Some clever researchers — perhaps too clever — have created a printable, self-healing conductive material that repeatedly fixes itself after being snipped in half. Perhaps this will lead to cut-resistant hunter-killer robots, but more likely it’ll just be used for smart jeans.
The UC San Diego engineers were looking into making improved self-healing materials, which may take hours or days to repair serious damage, or require heat or some other catalyst in order to work.“We wanted to develop a smart system with impressive self-healing abilities with easy-to-find, inexpensive materials,” explained Amay Bandodkar, one of the researchers, in a UCSD news release. And that they did: printable ink was impregnated with microparticles of neodymium, a commonly used metal with strong magnetic properties, and carbon black, which is highly conductive.
A clever fabrication process ensures that printed strips of the ink act as permanent magnets, and cutting them only separates them into two smaller permanent magnets with similar orientations. The result is that when two pieces are separated, the north pole of one remains by the south pole of the other, attracting each other. If they aren’t far apart, or are brought near each other, the two pieces of printed material will join up — although they won’t form a permanent connection, unlike some more exotic self-healing substances.
Even so, this could make for circuits and sensors that can instantly and easily heal simple damage — great news for flexible and wearable electronics, which are constantly being bent and broken.
The proportions in the ink can be changed easily to make it more magnetic, more conductive and so on — and other, cooler microparticles can be added, as well.
“The generic self-healing ink formulation technique discussed in this work can be easily applied for developing inks containing other fillers for printing self-healing devices that cater to a wide range of applications and printed electronic devices,” reads the paper.
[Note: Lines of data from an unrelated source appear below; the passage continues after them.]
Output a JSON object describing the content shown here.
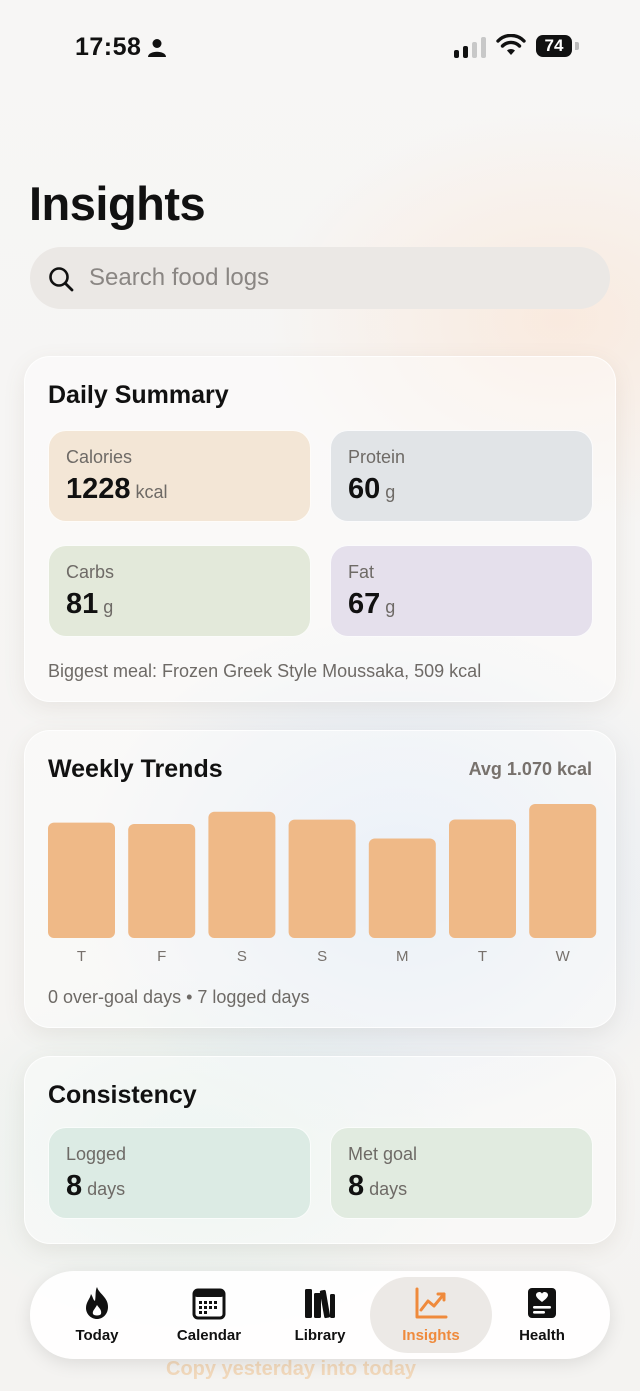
{
  "status_bar": {
    "time": "17:58",
    "battery": "74"
  },
  "page": {
    "title": "Insights"
  },
  "search": {
    "placeholder": "Search food logs"
  },
  "daily_summary": {
    "title": "Daily Summary",
    "tiles": [
      {
        "label": "Calories",
        "value": "1228",
        "unit": "kcal",
        "color": "#f3e6d6"
      },
      {
        "label": "Protein",
        "value": "60",
        "unit": "g",
        "color": "#e1e4e7"
      },
      {
        "label": "Carbs",
        "value": "81",
        "unit": "g",
        "color": "#e3e9da"
      },
      {
        "label": "Fat",
        "value": "67",
        "unit": "g",
        "color": "#e5e0ec"
      }
    ],
    "footnote": "Biggest meal: Frozen Greek Style Moussaka, 509 kcal"
  },
  "weekly_trends": {
    "title": "Weekly Trends",
    "avg_label": "Avg 1.070 kcal",
    "footnote": "0 over-goal days • 7 logged days",
    "bar_color": "#efb987"
  },
  "chart_data": {
    "type": "bar",
    "categories": [
      "T",
      "F",
      "S",
      "S",
      "M",
      "T",
      "W"
    ],
    "values": [
      1057,
      1045,
      1157,
      1085,
      912,
      1086,
      1228
    ],
    "title": "Weekly Trends",
    "ylim": [
      0,
      1228
    ]
  },
  "consistency": {
    "title": "Consistency",
    "tiles": [
      {
        "label": "Logged",
        "value": "8",
        "unit": "days",
        "color": "#dcebe4"
      },
      {
        "label": "Met goal",
        "value": "8",
        "unit": "days",
        "color": "#e1ebe0"
      }
    ]
  },
  "tab_bar": {
    "items": [
      {
        "label": "Today",
        "icon": "flame-icon"
      },
      {
        "label": "Calendar",
        "icon": "calendar-icon"
      },
      {
        "label": "Library",
        "icon": "books-icon"
      },
      {
        "label": "Insights",
        "icon": "chart-line-icon",
        "active": true
      },
      {
        "label": "Health",
        "icon": "health-icon"
      }
    ],
    "accent_color": "#ef8a3c"
  },
  "background_hint": {
    "text": "Copy yesterday into today"
  }
}
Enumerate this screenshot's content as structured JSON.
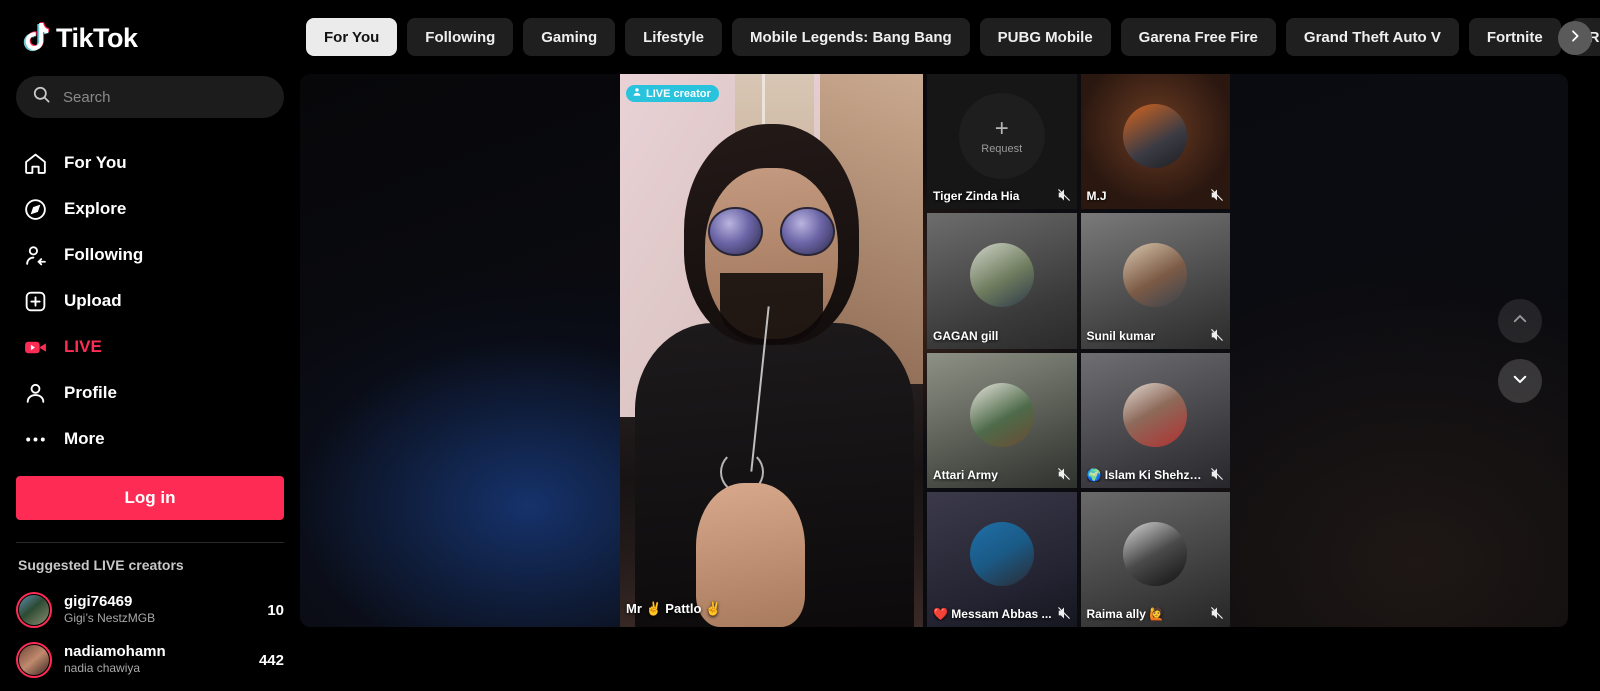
{
  "brand": {
    "name": "TikTok"
  },
  "search": {
    "placeholder": "Search",
    "value": ""
  },
  "sidebar": {
    "items": [
      {
        "label": "For You",
        "icon": "home-icon"
      },
      {
        "label": "Explore",
        "icon": "compass-icon"
      },
      {
        "label": "Following",
        "icon": "following-icon"
      },
      {
        "label": "Upload",
        "icon": "upload-icon"
      },
      {
        "label": "LIVE",
        "icon": "live-camera-icon"
      },
      {
        "label": "Profile",
        "icon": "person-icon"
      },
      {
        "label": "More",
        "icon": "ellipsis-icon"
      }
    ],
    "login_label": "Log in",
    "suggested_title": "Suggested LIVE creators",
    "creators": [
      {
        "name": "gigi76469",
        "display": "Gigi’s NestzMGB",
        "count": "10"
      },
      {
        "name": "nadiamohamn",
        "display": "nadia chawiya",
        "count": "442"
      }
    ]
  },
  "tabs": [
    {
      "label": "For You",
      "active": true
    },
    {
      "label": "Following",
      "active": false
    },
    {
      "label": "Gaming",
      "active": false
    },
    {
      "label": "Lifestyle",
      "active": false
    },
    {
      "label": "Mobile Legends: Bang Bang",
      "active": false
    },
    {
      "label": "PUBG Mobile",
      "active": false
    },
    {
      "label": "Garena Free Fire",
      "active": false
    },
    {
      "label": "Grand Theft Auto V",
      "active": false
    },
    {
      "label": "Fortnite",
      "active": false
    },
    {
      "label": "Roblox",
      "active": false
    }
  ],
  "player": {
    "badge_label": "LIVE creator",
    "badge_color": "#29c3de",
    "username": "Mr ✌ Pattlo ✌"
  },
  "grid": [
    {
      "name": "Tiger Zinda Hia",
      "muted": true,
      "request": true,
      "request_label": "Request"
    },
    {
      "name": "M.J",
      "muted": true,
      "request": false
    },
    {
      "name": "GAGAN gill",
      "muted": false,
      "request": false
    },
    {
      "name": "Sunil kumar",
      "muted": true,
      "request": false
    },
    {
      "name": "Attari Army",
      "muted": true,
      "request": false
    },
    {
      "name": "🌍 Islam Ki Shehza...",
      "muted": true,
      "request": false
    },
    {
      "name": "❤️ Messam Abbas ...",
      "muted": true,
      "request": false
    },
    {
      "name": "Raima ally 🙋",
      "muted": true,
      "request": false
    }
  ],
  "colors": {
    "accent": "#fe2c55",
    "live_badge": "#29c3de",
    "tab_active_bg": "#ebebeb"
  }
}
The researchers are currently looking into how to create a battery that self-heals, as well. You can read the full paper — if you’re up on your electrochemistry — at Science Advances.